Moira Symons, 60, Tayside Group co-ordinator for assisted dying campaign group Friends at the End, said she can’t understand why pets can be put out of their misery – yet the same “kindness” can’t be extended to people to help end their suffering.
Moira, whose mother Sheila died of kidney failure in 2013 aged 82, said: “I was my mother’s carer for five years, but in her final weeks I couldn’t do the one thing she asked of me: I couldn’t speed up her death.
“I have always believed in assisted dying. Watching mum’s suffering just reinforced my views.”
Moira, a semi-retired freelance trainer, contacted The Courier after reading last week about Dundee man Dave Finlayson who fears waiting to travel to Switzerland to end his life could mean he might not be well enough to go.
The 67-year-old retired heating surveyor has motor neurone disease and is among the many Scots with a disabling terminal illness who want Scotland to become the first nation in the UK to legalise assisted suicide.
However, pro-life campaigners, including Care Not Killing, say the current law provides an important deterrent and it should not be changed. They fear that vulnerable people could be pressurised into ending their lives prematurely.
Rather than changing the law on assisted suicide, Care Not Killing says there’s a need to ensure that palliative care is properly funded.
Moira, who has been a member of Friends at the End for nine years, said they too agree that palliative care should be properly funded.
However, she said people should have freedom of choice – and she noted that a survey in The Courier in 2014 suggested 83.4% of respondents wanted to see a change in the law.
“Friends at the End is a UK membership organisation campaigning to change the law in Scotland so that those with a terminal illness or incurable condition, causing unbearable suffering, have the right to a dignified, humane and compassionate end to their lives, at a time and place of their choosing,” she said.
“Our aims go a bit further than those of Dignity in Dying, because we don’t feel that only those who are terminally ill should be allowed help to die.

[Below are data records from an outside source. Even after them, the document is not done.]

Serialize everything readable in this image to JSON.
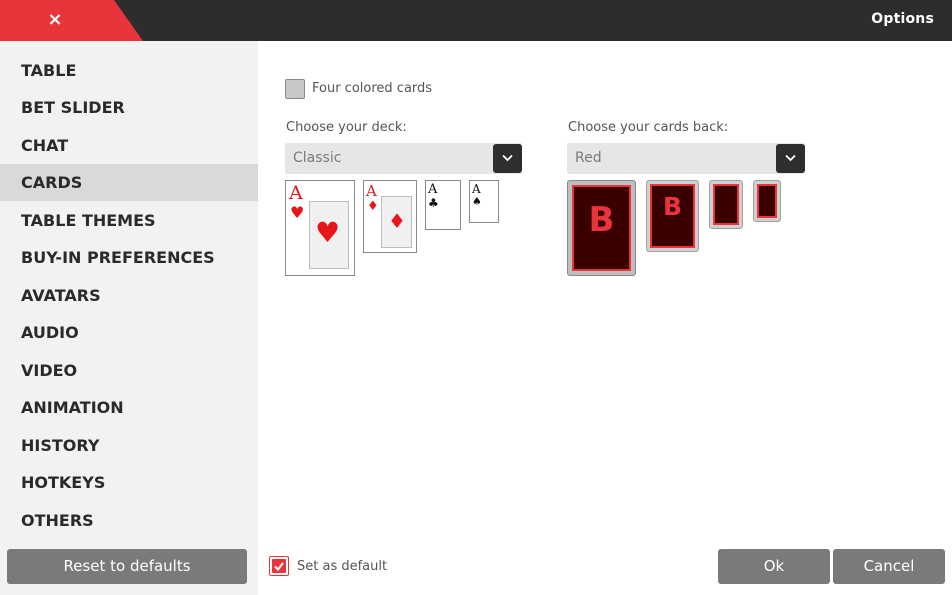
{
  "window": {
    "title": "Options",
    "close_glyph": "×"
  },
  "sidebar": {
    "items": [
      {
        "label": "TABLE"
      },
      {
        "label": "BET SLIDER"
      },
      {
        "label": "CHAT"
      },
      {
        "label": "CARDS",
        "active": true
      },
      {
        "label": "TABLE THEMES"
      },
      {
        "label": "BUY-IN PREFERENCES"
      },
      {
        "label": "AVATARS"
      },
      {
        "label": "AUDIO"
      },
      {
        "label": "VIDEO"
      },
      {
        "label": "ANIMATION"
      },
      {
        "label": "HISTORY"
      },
      {
        "label": "HOTKEYS"
      },
      {
        "label": "OTHERS"
      }
    ],
    "reset_label": "Reset to defaults"
  },
  "cards": {
    "four_colored_label": "Four colored cards",
    "four_colored_checked": false,
    "deck": {
      "label": "Choose your deck:",
      "selected": "Classic",
      "previews": [
        {
          "rank": "A",
          "suit": "♥",
          "color": "#e8151b"
        },
        {
          "rank": "A",
          "suit": "♦",
          "color": "#e8151b"
        },
        {
          "rank": "A",
          "suit": "♣",
          "color": "#111111"
        },
        {
          "rank": "A",
          "suit": "♠",
          "color": "#111111"
        }
      ]
    },
    "back": {
      "label": "Choose your cards back:",
      "selected": "Red",
      "logo_letter": "B",
      "colors": {
        "face": "#3a0000",
        "accent": "#e8353b"
      }
    }
  },
  "footer": {
    "set_default_label": "Set as default",
    "set_default_checked": true,
    "ok_label": "Ok",
    "cancel_label": "Cancel"
  }
}
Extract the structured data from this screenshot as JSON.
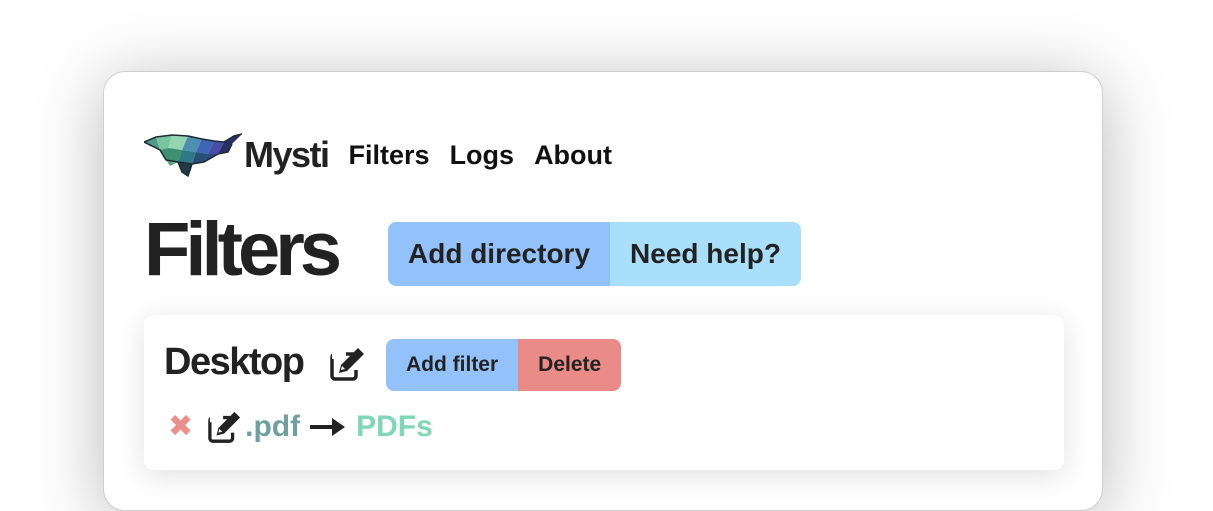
{
  "header": {
    "brand": "Mysti",
    "nav": [
      {
        "label": "Filters"
      },
      {
        "label": "Logs"
      },
      {
        "label": "About"
      }
    ]
  },
  "page": {
    "title": "Filters",
    "add_directory_label": "Add directory",
    "help_label": "Need help?"
  },
  "directories": [
    {
      "name": "Desktop",
      "add_filter_label": "Add filter",
      "delete_label": "Delete",
      "filters": [
        {
          "extension": ".pdf",
          "target": "PDFs"
        }
      ]
    }
  ],
  "colors": {
    "primary_button": "#93c2fb",
    "info_button": "#aadffb",
    "danger_button": "#ea8b87",
    "remove_icon": "#ec8f8c",
    "extension_text": "#6fa0a0",
    "target_text": "#7fd8b5"
  },
  "icons": {
    "logo": "whale-logo-icon",
    "edit": "edit-icon",
    "remove": "close-x-icon",
    "arrow": "arrow-right-icon"
  }
}
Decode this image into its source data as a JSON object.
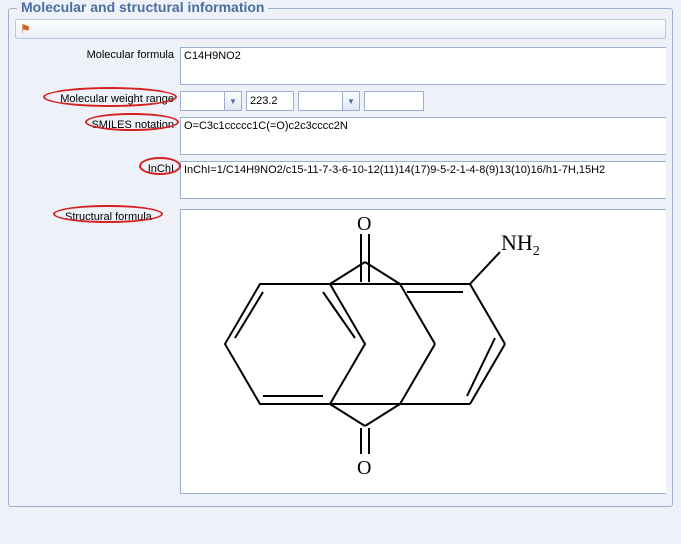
{
  "section": {
    "title": "Molecular and structural information"
  },
  "flag": {
    "icon": "⚑"
  },
  "labels": {
    "molecular_formula": "Molecular formula",
    "molecular_weight_range": "Molecular weight range",
    "smiles_notation": "SMILES notation",
    "inchi": "InChI",
    "structural_formula": "Structural formula"
  },
  "values": {
    "molecular_formula": "C14H9NO2",
    "weight_low": "",
    "weight_value": "223.2",
    "weight_high": "",
    "weight_extra": "",
    "smiles": "O=C3c1ccccc1C(=O)c2c3cccc2N",
    "inchi": "InChI=1/C14H9NO2/c15-11-7-3-6-10-12(11)14(17)9-5-2-1-4-8(9)13(10)16/h1-7H,15H2"
  },
  "annotations": [
    "Molecular weight range",
    "SMILES notation",
    "InChI",
    "Structural formula"
  ],
  "structure": {
    "name": "1-aminoanthraquinone",
    "substituent": "NH2",
    "oxygen": "O"
  }
}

People who are suffering unbearably aren’t all terminally ill.”
Last summer the organisation, based in Glasgow, set up local groups, including a
Tayside one which held its first meeting in August.
She added: “We are keen to grow the group and would welcome anyone who shares our aims, whether they want to just come to meetings to talk with people of similar views or want to get actively involved in campaigning.”
The group next meets at “Number Ten” in Constitution Road, Dundee, at 7pm on January 16.
Moira said anyone wanting to attend, or looking for further information can phone the office on 0141 356 4222 or contact her by email on email@example.com